“It was shocking to all of us and very frustrating,” NASA engineer Sophia Smith told FoxNews.com. “NASA has a long history of respecting religious speech. Why wouldn’t they allow us to put the name Jesus in the announcement about our club?”
The JSC Praise and Worship Club posting in the newsletter on May 28, 2015, said: "Join with the praise and worship band 'Allied with the Lord' for a refreshing set of spring praise and worship songs on Thursday, June 4, from 11:15 a.m. to noon in Building 57, Room 106. (The theme for this session will be 'Jesus is our life!') Prayer partners will be available for anyone who has need. All JSC civil servants and contractors are welcome."
However, that's when the NASA lawyers allegedly told the employees not to mention "Jesus" anymore in the newsletter.
The Liberty Institute, a Christian law firm, and another law firm, Fish & Richardson, sent a letter to JSC on Feb. 8 that said: "NASA JSC's censoring of the club's religious viewpoint is a violation of federal law and the First Amendment," notes The Christian Post.
"Any assertions by NASA JSC that allowing the JSC Praise and Worship Club to use the name 'Jesus' in the club's advertisements violates the Establishment Clause have been repeatedly rejected by the Supreme Court," the letter added.
"We fail to see how such a mention in an advertisement that is tied specifically to the JSC Praise and Worship Club connotes state sponsorship, endorsement, or establishment of religion."
NASA said in a statement on Feb. 8: "NASA does not prohibit the use of any specific religious names in employee newsletters or other internal communications. The agency allows a host of employee-led civic, professional, religious and other organizations to meet on NASA property on employee’s own time."
"Consistent with federal law, NASA attempts to balance employee’s rights to freely exercise religious beliefs with its obligation to ensure there is no government endorsement of religion.
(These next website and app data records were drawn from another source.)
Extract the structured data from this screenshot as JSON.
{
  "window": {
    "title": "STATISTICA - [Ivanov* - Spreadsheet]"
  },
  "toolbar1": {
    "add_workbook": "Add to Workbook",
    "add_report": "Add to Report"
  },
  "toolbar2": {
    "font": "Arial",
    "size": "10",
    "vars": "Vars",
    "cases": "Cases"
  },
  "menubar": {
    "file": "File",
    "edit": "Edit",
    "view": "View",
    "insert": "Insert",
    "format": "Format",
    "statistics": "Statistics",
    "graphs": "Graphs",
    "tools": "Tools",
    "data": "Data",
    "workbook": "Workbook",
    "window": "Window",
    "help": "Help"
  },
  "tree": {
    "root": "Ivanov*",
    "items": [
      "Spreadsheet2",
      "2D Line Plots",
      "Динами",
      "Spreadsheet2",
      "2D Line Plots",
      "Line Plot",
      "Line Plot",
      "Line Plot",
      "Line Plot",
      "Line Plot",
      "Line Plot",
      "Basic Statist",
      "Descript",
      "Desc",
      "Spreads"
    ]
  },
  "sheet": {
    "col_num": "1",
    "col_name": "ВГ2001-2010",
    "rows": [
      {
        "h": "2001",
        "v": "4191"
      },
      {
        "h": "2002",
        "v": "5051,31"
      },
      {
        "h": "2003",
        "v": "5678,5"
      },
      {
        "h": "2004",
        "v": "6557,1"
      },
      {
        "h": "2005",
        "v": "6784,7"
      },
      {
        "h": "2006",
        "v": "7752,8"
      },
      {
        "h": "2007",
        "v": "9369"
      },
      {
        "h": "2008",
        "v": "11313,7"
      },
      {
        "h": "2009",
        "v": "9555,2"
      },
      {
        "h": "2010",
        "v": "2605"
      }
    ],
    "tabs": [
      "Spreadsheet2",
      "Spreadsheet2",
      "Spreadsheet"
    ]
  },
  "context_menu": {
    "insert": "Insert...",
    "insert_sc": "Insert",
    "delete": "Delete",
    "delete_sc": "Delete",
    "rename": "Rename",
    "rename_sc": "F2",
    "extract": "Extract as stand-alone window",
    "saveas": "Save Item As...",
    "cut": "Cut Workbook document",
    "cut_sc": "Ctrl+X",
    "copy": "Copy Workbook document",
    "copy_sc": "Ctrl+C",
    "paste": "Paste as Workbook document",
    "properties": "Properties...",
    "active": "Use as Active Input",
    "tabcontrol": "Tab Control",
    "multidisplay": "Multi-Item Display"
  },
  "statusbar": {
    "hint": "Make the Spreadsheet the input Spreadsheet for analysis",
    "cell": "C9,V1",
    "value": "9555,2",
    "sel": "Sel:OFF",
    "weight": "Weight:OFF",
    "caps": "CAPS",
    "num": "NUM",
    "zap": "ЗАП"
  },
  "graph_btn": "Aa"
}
We believe in and encourage open and diverse dialogue among our employees and across the agency.”